===== Records shown =====
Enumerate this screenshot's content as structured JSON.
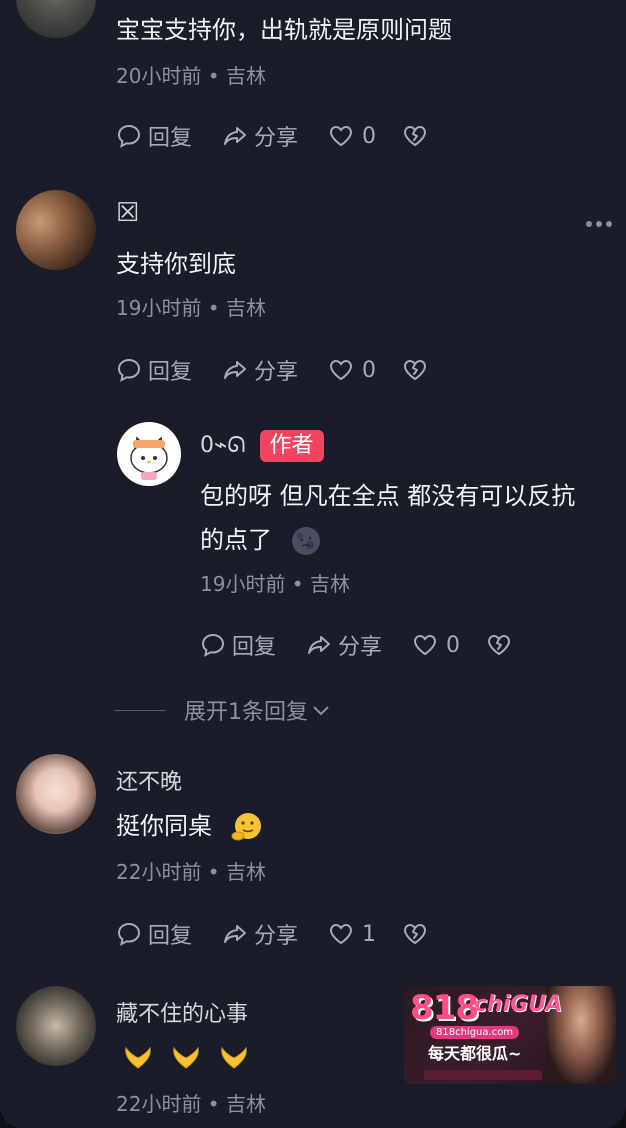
{
  "comments": [
    {
      "text": "宝宝支持你，出轨就是原则问题",
      "meta": "20小时前 • 吉林",
      "actions": {
        "reply": "回复",
        "share": "分享",
        "likes": "0"
      }
    },
    {
      "name": "☒",
      "text": "支持你到底",
      "meta": "19小时前 • 吉林",
      "actions": {
        "reply": "回复",
        "share": "分享",
        "likes": "0"
      }
    },
    {
      "name": "0⌁ᘏ",
      "badge": "作者",
      "text_line1": "包的呀 但凡在全点 都没有可以反抗",
      "text_line2": "的点了",
      "meta": "19小时前 • 吉林",
      "actions": {
        "reply": "回复",
        "share": "分享",
        "likes": "0"
      }
    },
    {
      "name": "还不晚",
      "text": "挺你同桌",
      "meta": "22小时前 • 吉林",
      "actions": {
        "reply": "回复",
        "share": "分享",
        "likes": "1"
      }
    },
    {
      "name": "藏不住的心事",
      "meta": "22小时前 • 吉林"
    }
  ],
  "expand_replies": "展开1条回复",
  "ad": {
    "brand_number": "818",
    "brand_name": "chiGUA",
    "url": "818chigua.com",
    "slogan": "每天都很瓜~"
  },
  "colors": {
    "background": "#1a1d29",
    "author_badge": "#f0445f",
    "meta_text": "#8e909b"
  }
}
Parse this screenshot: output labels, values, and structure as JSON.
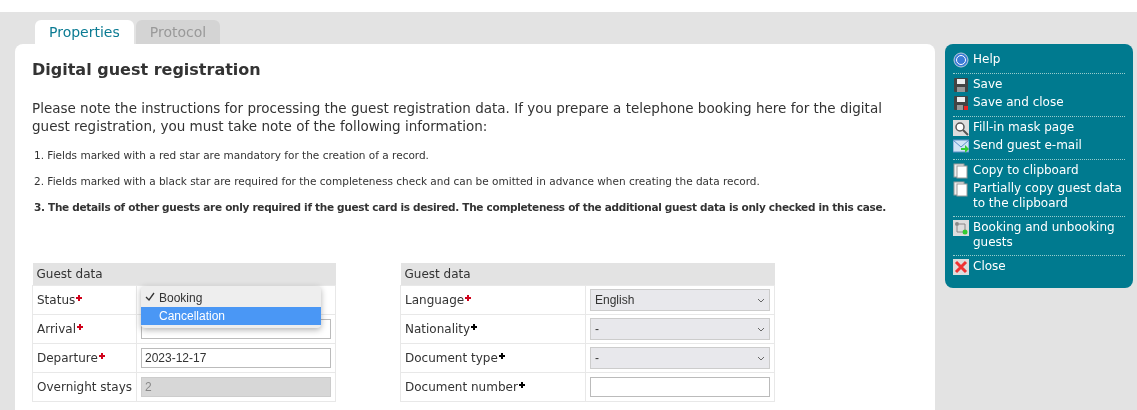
{
  "tabs": [
    {
      "label": "Properties",
      "selected": true
    },
    {
      "label": "Protocol",
      "selected": false
    }
  ],
  "title": "Digital guest registration",
  "intro": "Please note the instructions for processing the guest registration data. If you prepare a telephone booking here for the digital guest registration, you must take note of the following information:",
  "notes": [
    {
      "text": "1. Fields marked with a red star are mandatory for the creation of a record.",
      "bold": false
    },
    {
      "text": "2. Fields marked with a black star are required for the completeness check and can be omitted in advance when creating the data record.",
      "bold": false
    },
    {
      "text": "3. The details of other guests are only required if the guest card is desired. The completeness of the additional guest data is only checked in this case.",
      "bold": true
    }
  ],
  "tables": [
    {
      "header": "Guest data",
      "rows": [
        {
          "label": "Status",
          "star": true,
          "color": "#d0021b",
          "kind": "dropdown_open",
          "options": [
            {
              "label": "Booking",
              "checked": true,
              "selected": false
            },
            {
              "label": "Cancellation",
              "checked": false,
              "selected": true
            }
          ]
        },
        {
          "label": "Arrival",
          "star": true,
          "color": "#d0021b",
          "kind": "text"
        },
        {
          "label": "Departure",
          "star": true,
          "color": "#d0021b",
          "kind": "text",
          "value": "2023-12-17"
        },
        {
          "label": "Overnight stays",
          "kind": "readonly",
          "value": "2"
        }
      ]
    },
    {
      "header": "Guest data",
      "rows": [
        {
          "label": "Language",
          "star": true,
          "color": "#d0021b",
          "kind": "select",
          "value": "English"
        },
        {
          "label": "Nationality",
          "star": true,
          "color": "#000000",
          "kind": "select",
          "value": "-"
        },
        {
          "label": "Document type",
          "star": true,
          "color": "#000000",
          "kind": "select",
          "value": "-"
        },
        {
          "label": "Document number",
          "star": true,
          "color": "#000000",
          "kind": "text"
        }
      ]
    }
  ],
  "actions": [
    [
      {
        "label": "Help"
      }
    ],
    [
      {
        "label": "Save"
      },
      {
        "label": "Save and close"
      }
    ],
    [
      {
        "label": "Fill-in mask page"
      },
      {
        "label": "Send guest e-mail"
      }
    ],
    [
      {
        "label": "Copy to clipboard"
      },
      {
        "label": "Partially copy guest data to the clipboard"
      }
    ],
    [
      {
        "label": "Booking and unbooking guests"
      }
    ],
    [
      {
        "label": "Close"
      }
    ]
  ]
}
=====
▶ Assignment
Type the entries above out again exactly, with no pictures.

▶ Exercise result
Enumerate this screenshot's content as structured JSON.
{
  "comments": [
    {
      "text": "宝宝支持你，出轨就是原则问题",
      "meta": "20小时前 • 吉林",
      "actions": {
        "reply": "回复",
        "share": "分享",
        "likes": "0"
      }
    },
    {
      "name": "☒",
      "text": "支持你到底",
      "meta": "19小时前 • 吉林",
      "actions": {
        "reply": "回复",
        "share": "分享",
        "likes": "0"
      }
    },
    {
      "name": "0⌁ᘏ",
      "badge": "作者",
      "text_line1": "包的呀 但凡在全点 都没有可以反抗",
      "text_line2": "的点了",
      "meta": "19小时前 • 吉林",
      "actions": {
        "reply": "回复",
        "share": "分享",
        "likes": "0"
      }
    },
    {
      "name": "还不晚",
      "text": "挺你同桌",
      "meta": "22小时前 • 吉林",
      "actions": {
        "reply": "回复",
        "share": "分享",
        "likes": "1"
      }
    },
    {
      "name": "藏不住的心事",
      "meta": "22小时前 • 吉林"
    }
  ],
  "expand_replies": "展开1条回复",
  "ad": {
    "brand_number": "818",
    "brand_name": "chiGUA",
    "url": "818chigua.com",
    "slogan": "每天都很瓜~"
  },
  "colors": {
    "background": "#1a1d29",
    "author_badge": "#f0445f",
    "meta_text": "#8e909b"
  }
}
Parse this screenshot: output labels, values, and structure as JSON.
{
  "tabs": [
    {
      "label": "Properties",
      "selected": true
    },
    {
      "label": "Protocol",
      "selected": false
    }
  ],
  "title": "Digital guest registration",
  "intro": "Please note the instructions for processing the guest registration data. If you prepare a telephone booking here for the digital guest registration, you must take note of the following information:",
  "notes": [
    {
      "text": "1. Fields marked with a red star are mandatory for the creation of a record.",
      "bold": false
    },
    {
      "text": "2. Fields marked with a black star are required for the completeness check and can be omitted in advance when creating the data record.",
      "bold": false
    },
    {
      "text": "3. The details of other guests are only required if the guest card is desired. The completeness of the additional guest data is only checked in this case.",
      "bold": true
    }
  ],
  "tables": [
    {
      "header": "Guest data",
      "rows": [
        {
          "label": "Status",
          "star": true,
          "color": "#d0021b",
          "kind": "dropdown_open",
          "options": [
            {
              "label": "Booking",
              "checked": true,
              "selected": false
            },
            {
              "label": "Cancellation",
              "checked": false,
              "selected": true
            }
          ]
        },
        {
          "label": "Arrival",
          "star": true,
          "color": "#d0021b",
          "kind": "text"
        },
        {
          "label": "Departure",
          "star": true,
          "color": "#d0021b",
          "kind": "text",
          "value": "2023-12-17"
        },
        {
          "label": "Overnight stays",
          "kind": "readonly",
          "value": "2"
        }
      ]
    },
    {
      "header": "Guest data",
      "rows": [
        {
          "label": "Language",
          "star": true,
          "color": "#d0021b",
          "kind": "select",
          "value": "English"
        },
        {
          "label": "Nationality",
          "star": true,
          "color": "#000000",
          "kind": "select",
          "value": "-"
        },
        {
          "label": "Document type",
          "star": true,
          "color": "#000000",
          "kind": "select",
          "value": "-"
        },
        {
          "label": "Document number",
          "star": true,
          "color": "#000000",
          "kind": "text"
        }
      ]
    }
  ],
  "actions": [
    [
      {
        "label": "Help"
      }
    ],
    [
      {
        "label": "Save"
      },
      {
        "label": "Save and close"
      }
    ],
    [
      {
        "label": "Fill-in mask page"
      },
      {
        "label": "Send guest e-mail"
      }
    ],
    [
      {
        "label": "Copy to clipboard"
      },
      {
        "label": "Partially copy guest data to the clipboard"
      }
    ],
    [
      {
        "label": "Booking and unbooking guests"
      }
    ],
    [
      {
        "label": "Close"
      }
    ]
  ]
}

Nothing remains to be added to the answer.